Chowdhary group uses AI to improve stability of autonomous aircraft
On an airplane, if something goes awry midflight, the pilot is there to take over and land the plane safely. When something happens to an aerial vehicle piloted purely by artificial intelligence (AI) technology, there is no fail-safe. CSL student Girish Joshi and his adviser, CSL Assistant Professor Girish Chowdhary, are working to improve the stability of autonomous aircraft in their newly funded project, “Fall-tolerant adaptive control for over actuated aircraft.”
“Autopilots have been around forever, but we still need a pilot in the airplane when crazy things happen,” said Joshi, an aerospace engineering student planning to graduate in May. “How do you create AI that can deal with these cases that only happen once in a blue moon, but when they happen, impact human lives?”
The duo and their research team have worked to create a drone that can keep flying even when there are issues mid-air.

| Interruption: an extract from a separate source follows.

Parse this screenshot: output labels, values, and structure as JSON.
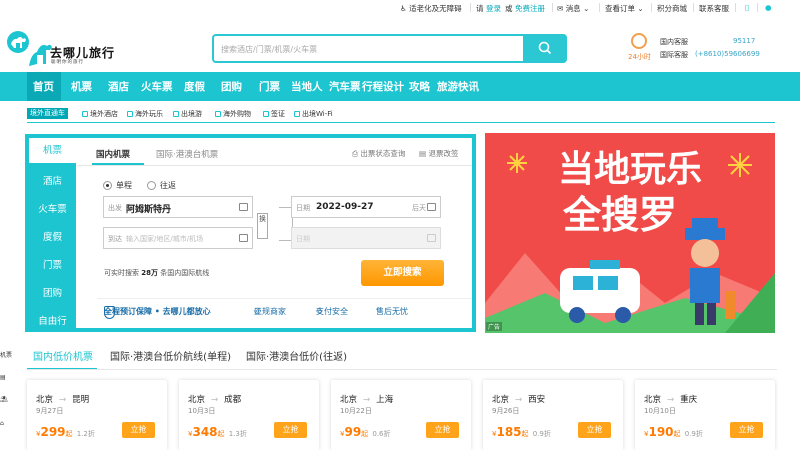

“Faults can occur, airplanes can get hit, or the unpredictable thing can happen,” said Chowdhary, assistant professor of agricultural and biological engineering and aerospace engineering. “We’d like to create controllers using AI that can keep aircraft flying even in the presence of faults or uncertainties.”

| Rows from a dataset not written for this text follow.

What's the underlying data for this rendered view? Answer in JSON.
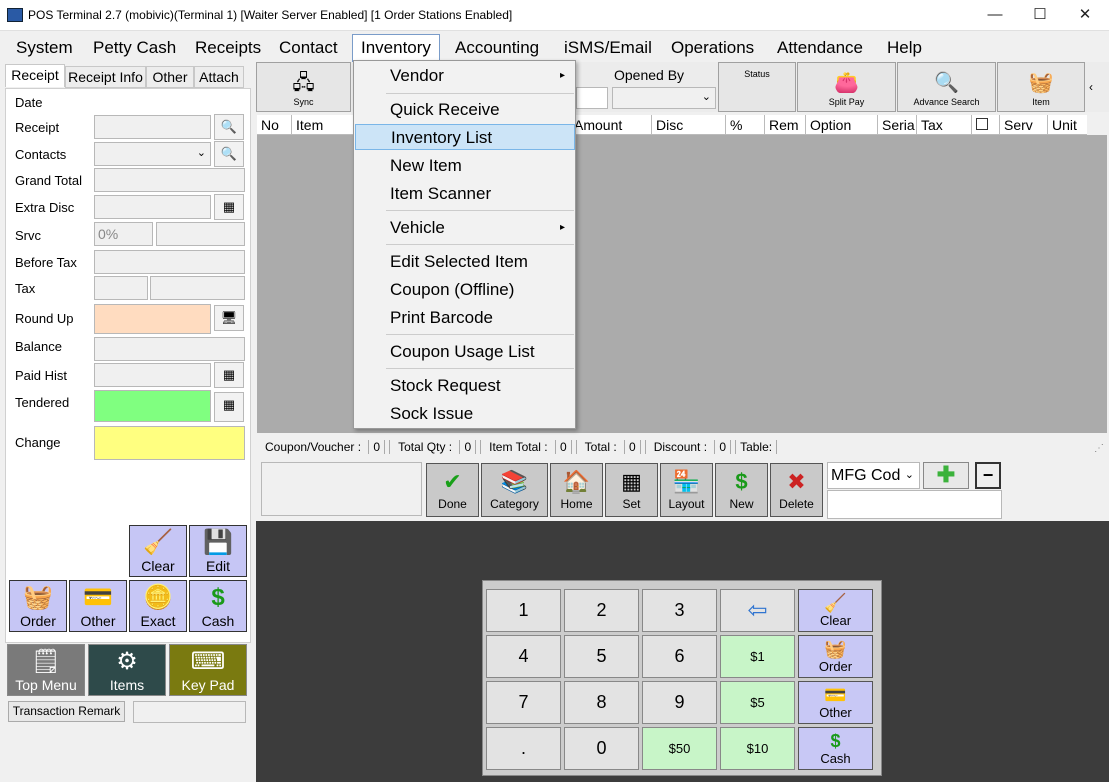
{
  "window": {
    "title": "POS Terminal 2.7 (mobivic)(Terminal 1) [Waiter Server Enabled] [1 Order Stations Enabled]",
    "minimize": "—",
    "maximize": "☐",
    "close": "✕"
  },
  "menubar": [
    "System",
    "Petty Cash",
    "Receipts",
    "Contact",
    "Inventory",
    "Accounting",
    "iSMS/Email",
    "Operations",
    "Attendance",
    "Help"
  ],
  "tabs": [
    "Receipt",
    "Receipt Info",
    "Other",
    "Attach"
  ],
  "fields": {
    "date": "Date",
    "receipt": "Receipt",
    "contacts": "Contacts",
    "grand_total": "Grand Total",
    "extra_disc": "Extra Disc",
    "srvc": "Srvc",
    "srvc_value": "0%",
    "before_tax": "Before Tax",
    "tax": "Tax",
    "round_up": "Round Up",
    "balance": "Balance",
    "paid_hist": "Paid Hist",
    "tendered": "Tendered",
    "change": "Change"
  },
  "left_buttons": {
    "clear": "Clear",
    "edit": "Edit",
    "order": "Order",
    "other": "Other",
    "exact": "Exact",
    "cash": "Cash",
    "top_menu": "Top Menu",
    "items": "Items",
    "key_pad": "Key Pad",
    "transaction_remark": "Transaction Remark"
  },
  "toolbar": {
    "sync": "Sync",
    "opened_by": "Opened By",
    "status": "Status",
    "split_pay": "Split Pay",
    "advance_search": "Advance Search",
    "item": "Item"
  },
  "grid_columns": [
    "No",
    "Item",
    "Amount",
    "Disc",
    "%",
    "Rem",
    "Option",
    "Seria",
    "Tax",
    "",
    "Serv",
    "Unit"
  ],
  "status_bar": {
    "coupon": "Coupon/Voucher : ",
    "coupon_v": "0",
    "total_qty": "Total Qty : ",
    "total_qty_v": "0",
    "item_total": "Item Total : ",
    "item_total_v": "0",
    "total": "Total : ",
    "total_v": "0",
    "discount": "Discount : ",
    "discount_v": "0",
    "table": "Table:"
  },
  "mid_buttons": [
    "Done",
    "Category",
    "Home",
    "Set",
    "Layout",
    "New",
    "Delete"
  ],
  "mfg_select": "MFG Cod",
  "keypad": {
    "k1": "1",
    "k2": "2",
    "k3": "3",
    "k4": "4",
    "k5": "5",
    "k6": "6",
    "k7": "7",
    "k8": "8",
    "k9": "9",
    "kdot": ".",
    "k0": "0",
    "d50": "$50",
    "d1": "$1",
    "d5": "$5",
    "d10": "$10",
    "clear": "Clear",
    "order": "Order",
    "other": "Other",
    "cash": "Cash"
  },
  "inventory_menu": {
    "vendor": "Vendor",
    "quick_receive": "Quick Receive",
    "inventory_list": "Inventory List",
    "new_item": "New Item",
    "item_scanner": "Item Scanner",
    "vehicle": "Vehicle",
    "edit_selected_item": "Edit Selected Item",
    "coupon_offline": "Coupon (Offline)",
    "print_barcode": "Print Barcode",
    "coupon_usage_list": "Coupon Usage List",
    "stock_request": "Stock Request",
    "sock_issue": "Sock Issue"
  },
  "colors": {
    "round_up": "#ffdcc0",
    "tendered": "#80ff80",
    "change": "#ffff80",
    "blue_button": "#c6c6f5",
    "highlight": "#cce4f7"
  }
}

Current advanced controllers operate through rule-based, state-feedback algorithms, without taking into account contextual information. This is problematic because flying in good conditions is not the same as flying at a high altitude, high Mach speeds, or in turbulent conditions. To include contextual information, the next iteration of AI-based controllers would use inputs from a variety of sensors other than the standard state measurements. These advanced sensors would not only provide information about vehicle health, but would also include visual sensors to access situational data, including the surrounding environment, for better decision making.
The group has had success with their strategies, as seen in this drone footage. In the video, shortly after the drone takes flight, one of the rotor blade tips breaks, but the drone manages to stay afloat.
“There are no current controllers that use Deep Neural Networks in the loop and yet guarantee this kind of stability,” said Joshi. “The type of systems we are developing are evolving, so there is a need for evolving controller architectures that can catch up with advancement in high-performance systems.”
There has undoubtedly been a lot of research dedicated to improving AI technology. However, Joshi and Chowdhary, who also has appointments in electrical and computer engineering and computer science, believe they are conducting the research that could “close the loop” and make AI-based advanced aircrafts a realistic possibility.
Other students involved in this project include Jasvir Virdi (Mechanical Science and Engineering) and Garrett Gowan (Aerospace Engineering). This project is funded by Sandia National Laboratory.